Johan Sørensen

Modern modern Objective-C

With the arrival of LLVM and the modern runtime Objective-C has been having some steady progress and while it’s not really moving so fast that it’s hard to stay up to date, some habits may be hard to change.

Below is a far from complete list of things that I look out for on the syntax-level that I consider to be modern Objective-C. You, the seasoned cocoa developer, know all of these and probably agree with most of them, you might even doze off reading it as they’re so incredibly obvious. I’ve left out some of the most obvious ones, such as ARC and blocks.

Synthesized-by-default properties

Available with the LLVM Compiler 4.0 there’s no need for @synthesize in the implementation when declaring properties. Note that some property declarations together with your own getters or setters may require you to add a synthesized instance variable, readonly properties with your own getter method for instance.

Instance variables prefixed with underscore

The default auto-synthesis of properties creates instance variables prefixed with an underscore. Seconded only by dot-notation this has been one of most debated tiny issues in the community. I don’t think we’ll ever get a more clear answer that prefixing instance variables with an underscore is perfectly fine.

Instance variables in the implementation

Internal instance variables should be declared at the start of the @implementation block. This will Keep the internal instance variables out of your public headers, even if you and your colleagues the only one seeing them. If you really feel that some instance variables should be part of your public API, then consider exposing them using properties instead.

Header files represent the clean public API

The header file should only represent properties and methods which you consider part of your objects public API, this makes it easier for everyone else to see how the object is supposed to be used without being distracted by your internal object logic. With instance variables in the implementation file, there’s no point in exposing them to the world. If you need to declare internal “inter object” methods, use a separate header file (MyClass+Private.h for instance) that your subclasses or fellow objects can import.

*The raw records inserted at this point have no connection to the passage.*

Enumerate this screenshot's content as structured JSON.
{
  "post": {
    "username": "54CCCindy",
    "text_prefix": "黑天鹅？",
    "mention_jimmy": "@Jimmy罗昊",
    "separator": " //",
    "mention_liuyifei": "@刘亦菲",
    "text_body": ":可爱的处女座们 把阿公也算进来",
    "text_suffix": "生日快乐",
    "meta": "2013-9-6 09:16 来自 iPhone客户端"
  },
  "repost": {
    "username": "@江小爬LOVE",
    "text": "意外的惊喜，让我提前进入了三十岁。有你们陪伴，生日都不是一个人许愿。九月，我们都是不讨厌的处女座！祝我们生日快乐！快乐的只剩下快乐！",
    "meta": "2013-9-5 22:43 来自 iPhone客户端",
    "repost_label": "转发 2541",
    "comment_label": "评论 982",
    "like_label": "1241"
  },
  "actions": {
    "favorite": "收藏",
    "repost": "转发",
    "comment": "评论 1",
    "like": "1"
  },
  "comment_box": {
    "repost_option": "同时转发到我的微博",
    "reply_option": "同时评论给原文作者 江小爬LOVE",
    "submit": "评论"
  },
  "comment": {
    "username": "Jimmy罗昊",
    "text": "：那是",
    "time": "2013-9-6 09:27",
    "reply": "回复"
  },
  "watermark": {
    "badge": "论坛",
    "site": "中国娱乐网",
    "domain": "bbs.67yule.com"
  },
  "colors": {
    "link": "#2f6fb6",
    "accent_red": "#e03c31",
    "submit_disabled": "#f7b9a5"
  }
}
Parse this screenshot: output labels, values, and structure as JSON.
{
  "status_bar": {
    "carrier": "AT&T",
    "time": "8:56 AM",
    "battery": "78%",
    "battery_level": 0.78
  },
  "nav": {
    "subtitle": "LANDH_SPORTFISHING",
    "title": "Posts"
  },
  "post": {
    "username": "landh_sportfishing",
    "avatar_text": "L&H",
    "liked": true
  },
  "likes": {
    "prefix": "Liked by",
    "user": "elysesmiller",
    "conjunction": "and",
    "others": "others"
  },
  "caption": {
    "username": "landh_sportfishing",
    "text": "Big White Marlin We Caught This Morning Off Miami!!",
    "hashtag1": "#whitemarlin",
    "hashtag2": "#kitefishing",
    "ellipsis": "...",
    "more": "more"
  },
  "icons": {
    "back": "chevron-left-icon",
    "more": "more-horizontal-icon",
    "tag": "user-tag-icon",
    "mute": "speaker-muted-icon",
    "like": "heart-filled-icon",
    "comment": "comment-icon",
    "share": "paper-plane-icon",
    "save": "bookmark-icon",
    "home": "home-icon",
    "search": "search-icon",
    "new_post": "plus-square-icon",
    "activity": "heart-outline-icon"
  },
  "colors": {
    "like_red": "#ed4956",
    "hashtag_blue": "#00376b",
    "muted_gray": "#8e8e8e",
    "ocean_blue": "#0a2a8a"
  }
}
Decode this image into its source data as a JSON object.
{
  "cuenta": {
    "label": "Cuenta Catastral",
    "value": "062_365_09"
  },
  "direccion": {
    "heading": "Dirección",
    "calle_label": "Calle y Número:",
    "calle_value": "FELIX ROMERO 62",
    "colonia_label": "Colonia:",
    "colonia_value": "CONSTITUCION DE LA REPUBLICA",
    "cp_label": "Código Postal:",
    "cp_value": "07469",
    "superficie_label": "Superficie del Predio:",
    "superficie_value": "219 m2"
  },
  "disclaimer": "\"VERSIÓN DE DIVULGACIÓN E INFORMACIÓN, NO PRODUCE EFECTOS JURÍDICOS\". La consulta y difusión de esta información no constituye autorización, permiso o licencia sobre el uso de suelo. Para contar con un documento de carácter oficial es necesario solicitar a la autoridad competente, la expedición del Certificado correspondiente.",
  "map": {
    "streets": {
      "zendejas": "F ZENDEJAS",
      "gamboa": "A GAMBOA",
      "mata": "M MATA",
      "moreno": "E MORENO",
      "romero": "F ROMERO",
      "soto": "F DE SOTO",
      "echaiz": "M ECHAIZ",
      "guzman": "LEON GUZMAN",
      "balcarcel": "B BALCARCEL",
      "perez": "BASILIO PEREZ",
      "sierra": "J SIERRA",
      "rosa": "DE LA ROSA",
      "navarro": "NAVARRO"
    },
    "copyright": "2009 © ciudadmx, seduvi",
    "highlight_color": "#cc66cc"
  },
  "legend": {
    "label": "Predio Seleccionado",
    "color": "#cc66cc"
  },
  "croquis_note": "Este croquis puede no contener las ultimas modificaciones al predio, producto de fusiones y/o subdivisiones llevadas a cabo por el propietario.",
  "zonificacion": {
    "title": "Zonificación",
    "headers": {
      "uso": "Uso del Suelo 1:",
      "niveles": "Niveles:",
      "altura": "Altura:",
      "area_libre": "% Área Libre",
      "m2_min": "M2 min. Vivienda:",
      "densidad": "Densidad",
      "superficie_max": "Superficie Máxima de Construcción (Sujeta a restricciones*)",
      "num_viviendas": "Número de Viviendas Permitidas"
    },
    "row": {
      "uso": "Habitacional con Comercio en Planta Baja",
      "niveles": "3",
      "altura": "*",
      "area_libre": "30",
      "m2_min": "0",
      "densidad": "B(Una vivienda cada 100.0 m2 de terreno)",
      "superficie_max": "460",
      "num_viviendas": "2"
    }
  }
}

However, one thing I struggle a bit with to fit into this regime is IBOutlets. Not the delegate, dataSource or other outlets I really want to be public API, but your average textfield connected to a view controller. These are usually very much internal API, yet I still hook them up to properties in my header file rather than in a private class extension in the implementation file. I suspect the biggest reason is that Xcode’s assistant defaults to the corresponding header file when editing a nib file, but it also makes it easier for me to see if all outlets are hooked up and what they’re named.

Number, array and dictionary literals

Should be a no-brainer if your deployment target supports it. Less typing, less repetition. Apart from the @ avalanche.


I’m still warming up to this one as it’s new in the 10.8 and [redacted] SDKs. You’d declare your enumeration constants like this:

typedef NS_ENUM(NSUInteger, MyClassSetting) {

The upside is you’ll get additional warnings (with -Wconversion) if you pass something not in the enum to a type, but even more useful (depending on your viewpoint) is that Xcode’s autocomplete will will be scope to the values of the enum. For more information on these fixed underlying type enums (which is what the macro expands to) see Mark Dalrymples post on the subject of enums.

“Private” methods without a private class extension interface

With LLVM you don’t need to define private/internal methods in a private class extension interface as LLVM’s two-pass compiler will figure it out, regardless of whether those “undeclared” methods are implemented before or after the location in the implementation file where you’re calling them.

Related result types for initializers

LLVM introduces the instancetype type, which you’d typically use as the return type of your initializers rather than id. In return you can additional checking that your initializer actually return what you’d expect (nil or an instance of your class’ static type).

Apple has a availability index on some of these features.